The Battle of Iwo Jima was fought from February 19 to March 26. Thus, a follow-up to the last post is still timely. Here’s a brief photo summary of prebuilt 1/72 scale vehicles available for the battle.
To my knowledge, there are eight such models for Iwo Jima, including the two amtanks reviewed in the last post. In alphabetical order by manufacturer, they are:
- Altaya DUKW 353, US Marine Corps;
- Altaya Type 97 Chi-Ha, 26th Tank Regiment, Imperial Japanese Army;
- CDC 3135 M4A3, “Black-Jack,” B Company, 4th Tank Battalion;
- Dragon 60331 M4A2, D Company, 1st Marine Amphibious Corps Tank Bn, Tarawa 1943 (Dragon mislabeled it; Sherman is actually from Iwo Jima);
- Dragon 60425 LVT(A)-4, 2nd Armored Amphibian Battalion;
- Hobby Master HG4402 LVT(A)-4, US Marines, 2nd Armored Amphibian Battalion;
- Hobby Master HG4407 LVT(A)-2, 10th Marine Amtrack Bttn., “Beach Yellow 1”; and
- Hobby Master HG4201 Willys Jeep with Trailer, 4th Marine Division, 2nd Battalion.
1. Altaya DUKW 353, US Marine Corps
This is an attractive model, though the detail is soft because of its diecast construction. On the plus side, the camouflage is very nicely done. To my knowledge, this is only one of two prebuilt DUKWs — the other being an Amercom piece, clearly a different casting, and without the canvas cover.
2. Altaya Type 97 Chi-Ha, 26th Tank Regiment, Imperial Japanese Army
As with the DUKW above, this Altaya is an adequate diecast model. However, in terms of realism, it pales in comparison to the detail and finish of the all-plastic Dragon Chi-Has. It’s unfortunate that while Dragon released four Chi-Has, not one of them represents a vehicle at the Battle of Iwo Jima. 3. CDC 3135 M4A3 (105mm), “Black-Jack,” B Company, 4th Tank Battalion

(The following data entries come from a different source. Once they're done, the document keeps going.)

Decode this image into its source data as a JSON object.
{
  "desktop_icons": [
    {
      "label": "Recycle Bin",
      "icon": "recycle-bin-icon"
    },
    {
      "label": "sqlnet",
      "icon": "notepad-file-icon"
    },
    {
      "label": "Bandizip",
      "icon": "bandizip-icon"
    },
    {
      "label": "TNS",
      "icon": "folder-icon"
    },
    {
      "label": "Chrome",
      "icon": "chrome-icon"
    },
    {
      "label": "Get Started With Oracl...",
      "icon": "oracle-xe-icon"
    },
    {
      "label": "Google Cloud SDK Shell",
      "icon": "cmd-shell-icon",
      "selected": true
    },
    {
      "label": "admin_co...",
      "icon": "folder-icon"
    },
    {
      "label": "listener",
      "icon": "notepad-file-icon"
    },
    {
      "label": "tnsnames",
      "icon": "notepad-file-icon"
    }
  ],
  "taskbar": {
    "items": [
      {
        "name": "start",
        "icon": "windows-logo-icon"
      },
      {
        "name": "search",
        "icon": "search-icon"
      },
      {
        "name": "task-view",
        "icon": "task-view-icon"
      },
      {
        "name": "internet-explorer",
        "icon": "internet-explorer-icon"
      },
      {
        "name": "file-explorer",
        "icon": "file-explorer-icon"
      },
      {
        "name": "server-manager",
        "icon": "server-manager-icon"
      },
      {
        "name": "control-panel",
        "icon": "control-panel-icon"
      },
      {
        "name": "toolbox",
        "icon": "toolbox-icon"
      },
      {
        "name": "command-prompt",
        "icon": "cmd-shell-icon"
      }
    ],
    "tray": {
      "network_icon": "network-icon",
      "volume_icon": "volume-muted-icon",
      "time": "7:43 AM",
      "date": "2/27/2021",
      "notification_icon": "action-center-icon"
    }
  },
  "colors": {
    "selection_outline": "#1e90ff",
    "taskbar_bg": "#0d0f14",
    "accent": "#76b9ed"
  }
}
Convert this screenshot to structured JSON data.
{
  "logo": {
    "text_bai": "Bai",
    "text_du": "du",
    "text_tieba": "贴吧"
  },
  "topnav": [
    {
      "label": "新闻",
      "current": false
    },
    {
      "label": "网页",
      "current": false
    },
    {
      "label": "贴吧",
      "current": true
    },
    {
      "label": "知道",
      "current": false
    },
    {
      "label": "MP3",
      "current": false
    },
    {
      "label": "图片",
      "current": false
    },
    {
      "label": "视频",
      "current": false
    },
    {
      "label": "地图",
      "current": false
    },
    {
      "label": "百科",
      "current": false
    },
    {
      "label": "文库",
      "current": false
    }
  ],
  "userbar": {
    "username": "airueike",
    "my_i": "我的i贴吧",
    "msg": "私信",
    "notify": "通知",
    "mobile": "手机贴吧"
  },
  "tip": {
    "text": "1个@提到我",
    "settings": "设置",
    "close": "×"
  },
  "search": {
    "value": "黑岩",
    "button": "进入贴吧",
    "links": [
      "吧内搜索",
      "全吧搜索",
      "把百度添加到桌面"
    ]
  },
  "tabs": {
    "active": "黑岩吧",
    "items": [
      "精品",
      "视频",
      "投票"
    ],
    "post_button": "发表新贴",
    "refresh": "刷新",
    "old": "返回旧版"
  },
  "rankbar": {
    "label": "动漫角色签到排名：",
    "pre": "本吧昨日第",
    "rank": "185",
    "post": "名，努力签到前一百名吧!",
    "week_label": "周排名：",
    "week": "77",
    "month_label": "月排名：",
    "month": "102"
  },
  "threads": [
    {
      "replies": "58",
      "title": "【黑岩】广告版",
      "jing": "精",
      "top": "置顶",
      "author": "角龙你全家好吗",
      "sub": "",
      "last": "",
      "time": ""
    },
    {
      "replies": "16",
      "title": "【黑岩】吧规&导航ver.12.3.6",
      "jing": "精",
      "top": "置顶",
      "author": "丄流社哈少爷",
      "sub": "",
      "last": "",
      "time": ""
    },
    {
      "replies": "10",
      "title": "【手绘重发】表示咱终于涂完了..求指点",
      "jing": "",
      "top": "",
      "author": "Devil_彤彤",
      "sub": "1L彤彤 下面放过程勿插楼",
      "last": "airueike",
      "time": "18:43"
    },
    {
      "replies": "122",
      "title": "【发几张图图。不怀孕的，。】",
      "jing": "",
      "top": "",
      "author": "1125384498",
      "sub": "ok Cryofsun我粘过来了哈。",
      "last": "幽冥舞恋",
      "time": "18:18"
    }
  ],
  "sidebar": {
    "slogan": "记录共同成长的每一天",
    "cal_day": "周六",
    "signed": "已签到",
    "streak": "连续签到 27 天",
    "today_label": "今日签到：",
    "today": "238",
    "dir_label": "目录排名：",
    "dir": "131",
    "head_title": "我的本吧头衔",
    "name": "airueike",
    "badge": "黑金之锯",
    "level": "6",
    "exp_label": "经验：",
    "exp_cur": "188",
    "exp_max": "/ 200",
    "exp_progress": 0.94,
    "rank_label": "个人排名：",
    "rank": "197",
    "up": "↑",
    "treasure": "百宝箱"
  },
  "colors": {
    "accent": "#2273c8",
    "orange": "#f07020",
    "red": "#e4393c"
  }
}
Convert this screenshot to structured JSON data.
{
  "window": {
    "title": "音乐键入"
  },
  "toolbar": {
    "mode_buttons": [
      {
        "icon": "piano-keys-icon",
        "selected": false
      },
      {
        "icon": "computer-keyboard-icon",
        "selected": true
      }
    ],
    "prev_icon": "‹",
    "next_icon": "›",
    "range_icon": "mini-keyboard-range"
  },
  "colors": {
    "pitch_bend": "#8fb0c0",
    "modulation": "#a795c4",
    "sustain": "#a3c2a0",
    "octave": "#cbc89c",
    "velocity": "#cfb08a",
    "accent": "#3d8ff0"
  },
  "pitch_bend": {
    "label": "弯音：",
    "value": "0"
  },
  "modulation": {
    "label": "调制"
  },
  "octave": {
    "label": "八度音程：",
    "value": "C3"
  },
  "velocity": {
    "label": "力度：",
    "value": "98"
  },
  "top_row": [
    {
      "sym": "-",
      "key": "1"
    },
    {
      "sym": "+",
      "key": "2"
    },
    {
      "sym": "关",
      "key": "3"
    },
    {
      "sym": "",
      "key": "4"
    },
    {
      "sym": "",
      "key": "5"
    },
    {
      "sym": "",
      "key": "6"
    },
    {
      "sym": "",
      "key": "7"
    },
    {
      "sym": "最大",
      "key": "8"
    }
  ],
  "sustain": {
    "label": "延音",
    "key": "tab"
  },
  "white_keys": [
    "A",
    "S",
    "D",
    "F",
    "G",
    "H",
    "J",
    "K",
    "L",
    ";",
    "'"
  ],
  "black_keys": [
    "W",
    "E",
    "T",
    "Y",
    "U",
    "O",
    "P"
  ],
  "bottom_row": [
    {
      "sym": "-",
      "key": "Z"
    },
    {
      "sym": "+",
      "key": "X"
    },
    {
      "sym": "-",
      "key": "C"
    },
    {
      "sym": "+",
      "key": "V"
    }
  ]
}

This piece is inaccurate in a number of ways and really only for the hardcore collector. To begin with, the real “Black-Jack” carried a standard 75mm gun — not a 105mm gun, as CDC represented it. Secondly, like other Sherman crews at Iwo, the crew of the “Black-Jack” added wooden planks to the side of the hull to provide additional protection. It was on these planks that the markings, including the name “Black-Jack,” were painted — not on the hull itself, as represented on the CDC model. Thirdly, compared to other 1/72 Shermans, the CDC series is significantly overscaled. Finally, its all-metal content results in soft detail, particularly when compared to the crisp detail of the all-plastic Dragon issues. 4. Dragon 60331 M4A2, D Company, 1st Marine Amphibious Corps Tank Bn, Tarawa 1943
This is a terrific little piece though, once again, Dragon research leaves a lot to be desired. As the very name of this Sherman indicates, “Destroyer” was assigned to D Company. It is well documented that only the 14 tanks of C Company fought at Tarawa. All 14 carried the elephant with raised right leg and cannon shot coming out of its trunk, which is why Dragon incorrectly assumed that the design of an elephant with a raised foot meant the “Destroyer” fought at Tarawa. Still, this Sherman is a nice piece of work and I plan to do a detailed review of it in the future. 5. Dragon 60425 LVT(A)-4, 2nd Armored Amphibian Battalion
This is another fine piece by Hobby Master. It’s a recent release and I’ve yet to assess its accuracy.
At least five manufacturers — Amercom, Cararama, Dragon, Hobby Master, and Zylmex — have tried their hand at producing the Willys Jeep in 1/72 scale. The Dragon, which is all plastic, is probably the best. Yet the weight of the diecast Hobby Master is satisfying to the hand and, at least in this case, there appears to be no sacrifice in detail in using metal. The Amercom model is an inferior copy of the Hobby Master, right down to the War Department number of the vehicle. By my count, there are 17 prebuilt WWII 1/72 scale Jeeps available and I intend to do a review of them in the future.Finally, here’s a lagniappe photo of all eight of these vehicles so the reader may better appreciate the difference in the respective sizes of the vehicles as well as the various camouflage schemes. Also of note is the difference in size between the CDC and Dragon Shermans.Italeri 6098 Iwo Jima Flag Raisers
For the sake of completeness, the reader should be aware that in 1977 ESCI issued a set of plastic 1/72 scale soldiers (ESCI 8062) depicting the flag raising at Iwo Jima portrayed in Joe Rosenthal’s famous photo. Though the ESCI set is now hard to find, Italeri reissued the set more recently (Italeri 6098). The set is a disappointment. In addition to the poor detail, the figures have disfiguring sink marks on their backs and pronounced seam marks along their sides. Moreover, being almost 40 years old, the set is beginning to show its age as the figures are rather poorly engineered — some with separate limbs — and a couple of hours of effort yielded endless frustration and a less than satisfactory result. I would not recommend this set to anyone except those of stout heart, steady hand, and monk’s patience.I hope you enjoyed the post. If the reader knows of any other 1/72 vehicles for the Battle of Iwo Jima, please do leave a comment or send me an email. As always, thanks for your indulgence.